What Is Gambling and How Can It Affect You?


Gambling is a form of entertainment that involves the chance of winning something. It has been an activity in the United States for hundreds of years. However, it has been suppressed by law in many areas for almost as long.

The amount of money legally wagered annually is estimated at $10 trillion. This includes lotteries, casinos, and sports betting. Some states also allow charitable gambling. In addition, there are a number of non-regulated gambling activities. Such games include card games, dice, and sports betting.

The legal age for gambling varies from state to state, but it generally varies from 18 to 21. While most youth play informal games, some gamble excessively.

Gambling can be a social activity, but can also cause significant problems. Adolescents who engage in gambling can develop a problem, and it can have negative impacts on their family and other relationships. They can also experience adolescent-specific adverse consequences such as defiance, alienation, and a sense of hopelessness.

If you or a loved one has a gambling problem, you may want to seek help. There are several organizations that offer free, confidential counselling and support. You should also reach out to family and friends for support.

One way to determine if your gambling is a problem is to make sure that it doesn’t interfere with your work, school, or relationships. Regardless of the age, gambling at any age is a problem when it interferes with these aspects of life.

When you decide to gamble, be prepared to lose. Even if you know the odds are in your favor, it is important to understand that you will lose. Also, understand that it isn’t the way to get rich.

If you are concerned about a gambling problem, you can always contact a gambling attorney to find out more. Several states offer help lines and assistance for those who have gambling issues. Other organisations provide family and community support for those with gambling disorders.

Typically, people who are interested in gambling should consider it an occasional social activity. Often, it is not possible to control your urge to participate. Understanding why you are engaged in gambling can help you stop. Additionally, there are some forms of therapy that are available to treat gambling disorders.

Pathological gambling can begin at any age. For adolescents, symptoms can include loss of control, lying to family and friends about their gambling habits, and spending time on gambling without working. People who are pathological gamblers may spend their entire paycheck on gambling, and even lie about their gambling to their spouse.

Some countries have organized football pools. This can be found in several South American countries, Australia, and many European nations. These types of sports betting are not allowed in Hawaii.
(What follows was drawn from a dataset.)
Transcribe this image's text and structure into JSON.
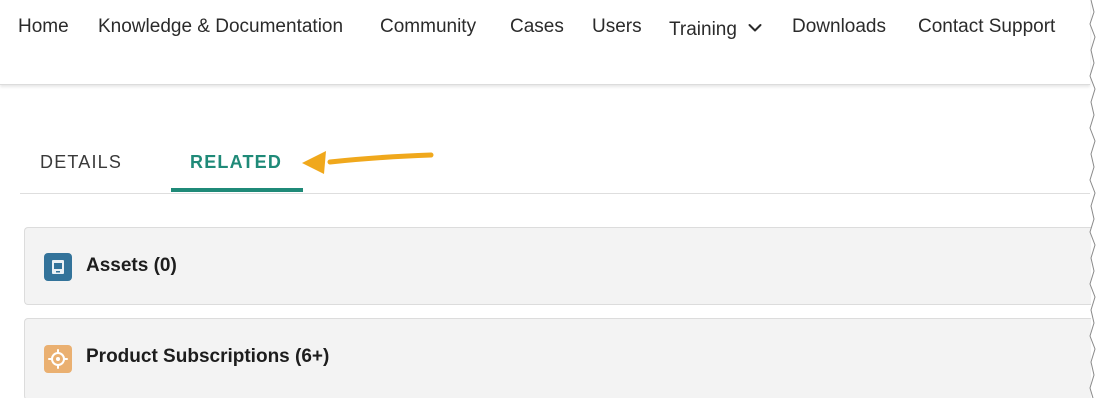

State governments are responsible for collecting revenue from state-sanctioned gambling. The state and local government revenue from gambling has increased significantly in recent years. Despite the increase, gambling has declined by 3 percent per adult (18+) over the past decade.

History of Lotteries
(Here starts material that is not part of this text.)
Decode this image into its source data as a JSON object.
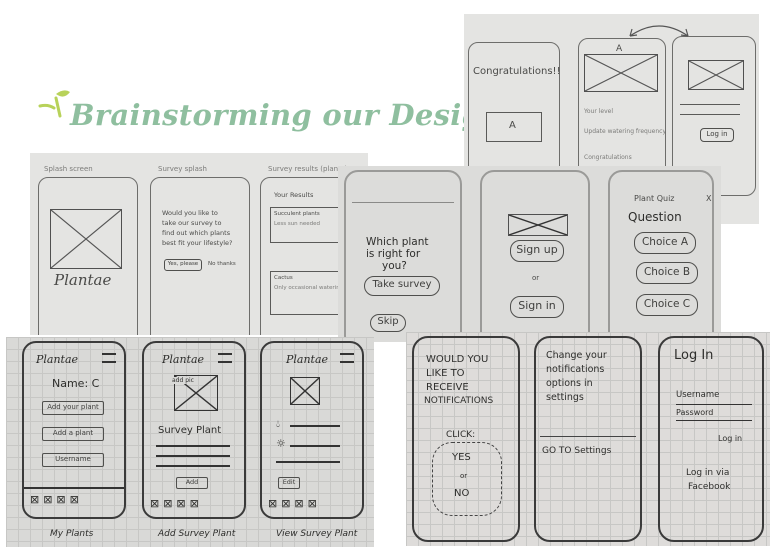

Lotteries are a type of game that provides people with the chance to win large amounts of money or property. These games are run by a state or city government, and are usually sold through convenience stores. They are typically organized and run by a lottery agency, which is appointed by the state legislature. It is important to understand that these games are often used as a means of collecting tax money. The revenue that is collected from them is then distributed to the state or city.

During the American Revolution, the Continental Congress decided to establish a lottery to raise funds for the war effort. Although the scheme was unsuccessful, the popularity of lotteries remained. This trend continued during the early colonial era in the United States. As well as being a source of funding for public projects, lotteries were also used as a means of selling properties.

In the 19th century, lots were a means of raising funds for public works projects, such as repairing the Faneuil Hall in Boston and building a battery of guns for the defense of Philadelphia. Funds were also raised by the sale of tickets to fund schools. Several states even used lotteries as voluntary taxes.

Lotteries were also popular in the Netherlands during the 17th century. Lotteries were widely used for sale of properties, as well as selling products. In some towns, lottery games were held twice a day. Another form of lottery was known as “Scratch Off”, which gave players the opportunity to win small prizes.

Despite its popularity, lotteries were eventually criticized by Christians. However, the abuses of these games weakened their arguments. Still, lotteries were considered a useful method of financing government projects and raising funds for the poor.

One of the earliest documented European lotteries was the one organized by the Roman Emperor Augustus. Unlike most modern lotteries, the winners were given items of unequal value. Many of the prizes included fancy dinnerware.

Early lotteries were based on a system of numbers and symbols, and were largely held in Europe. During the Chinese Han Dynasty, the slips of lottery paper were thought to have helped finance major government projects.

The first recorded public lottery in the West was held in Rome in the first half of the 15th century. The emperor also used lotteries to give away slaves.

Lotteries were widespread in the United States in the early colonial era, and were frequently used to fund public works projects. Some colonial towns ran lotteries to help fund fortifications, wharves, and public buildings. A number of colleges in the United States were financed through lotteries.

During the 18th century, many lotteries were promoted as a means of voluntary taxation. The majority of the proceeds were distributed to the state or sponsor. The costs of conducting the lottery were subtracted from the pool.

During the 20th century, a wide variety of new innovations transformed the industry. Some of these included the use of computers, which allowed for the storage and distribution of a large number of tickets. Other innovations included the introduction of ticket fractions, a new system of payment, and the sale of ticket shares to brokers.